The power went out that evening at 7pm. The tree is still standing, but leaning ever more precariously to the asphalt.

“Rain anxiety” has emerged as a feature of many lives this year. What was once a soothing sound – rain on the roof – now induces worry and panic. I can’t imagine what people in Vanuatu must be feeling after their third cyclone of 2023.

Here in New Zealand, it doesn’t help that between the destructive downpours, the weather has remained persistently soggy with little sunshine. My little corner of the motu received a year’s worth of rain in the first six months of 2023.

Even if the shift to El Niño brings drier conditions to waterlogged places, the rain isn’t going away. Some parts of the country – the south and west, in particular – could see above average rain under El Niño. Plus, the emergence of Cyclone Lola, the earliest ever recorded cyclone in the Southern Hemisphere, is one symptom of how wack our weather is getting. So how can you deal with the feels the rain evokes?

A raft of articles on rain anxiety have appeared this year, offering advice. Taciano Milfont, a professor of environmental psychology, told Re:News that taking practical action, like making an emergency plan, can “bring some certainty” and a sense of control. He also recommends sharing your feelings with others.

For coping with persistent gloomy weather, clinical psychologist Dougal Sutherland suggests that people should “make the most of a damp situation”. Embrace the Danish concept of hygge: cosying up next to a fire with a hot cuppa and a good book, or a movie marathon. “It’s about accepting that at times we won’t be able to control the other, but we might be able to choose how to respond to it,” he told RNZ.

Clinical psychologist Jackie Feather recommended a three-step approach in this article by Shanti Mathias. Step one: sit with your emotions – notice them in a non-judging way. Step two: be present and mindful of your body and your surroundings. Step three: taking actions that renew your sense of agency and connection.

In my head, eco-anxiety is future-focused, a deep worry about the uncertainty of what’s to come in a changing climate. But anxiety about rain is a response to events happening to us now.
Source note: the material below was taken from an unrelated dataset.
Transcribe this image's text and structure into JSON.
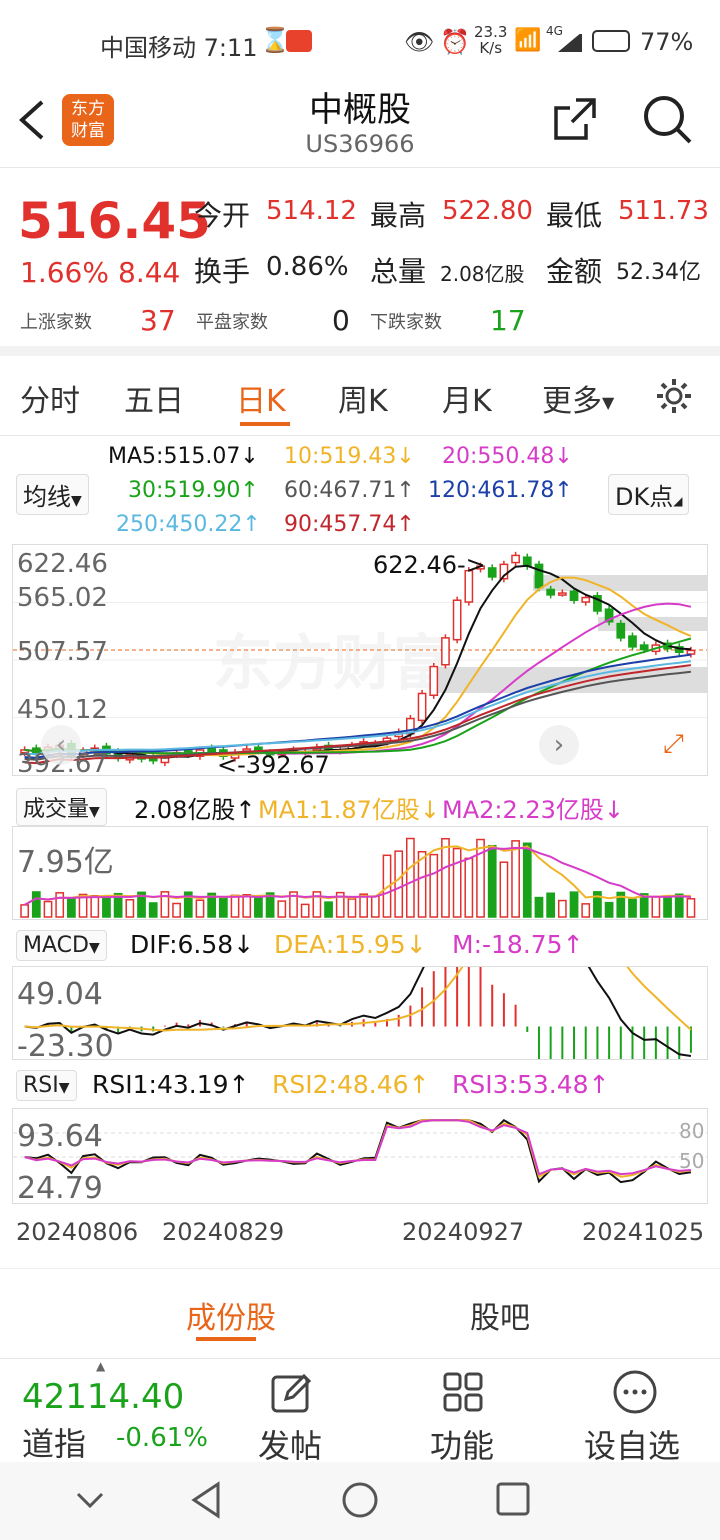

In any case, maybe there’s a silver lining to all this worry: in a recent New York Times article, one psychologist envisages “psychological adaptation as a form of climate mitigation, not so different from sea walls”. Perhaps we can find a way to channel that nervous energy away from the rain, and into action and creativity.

Keep going!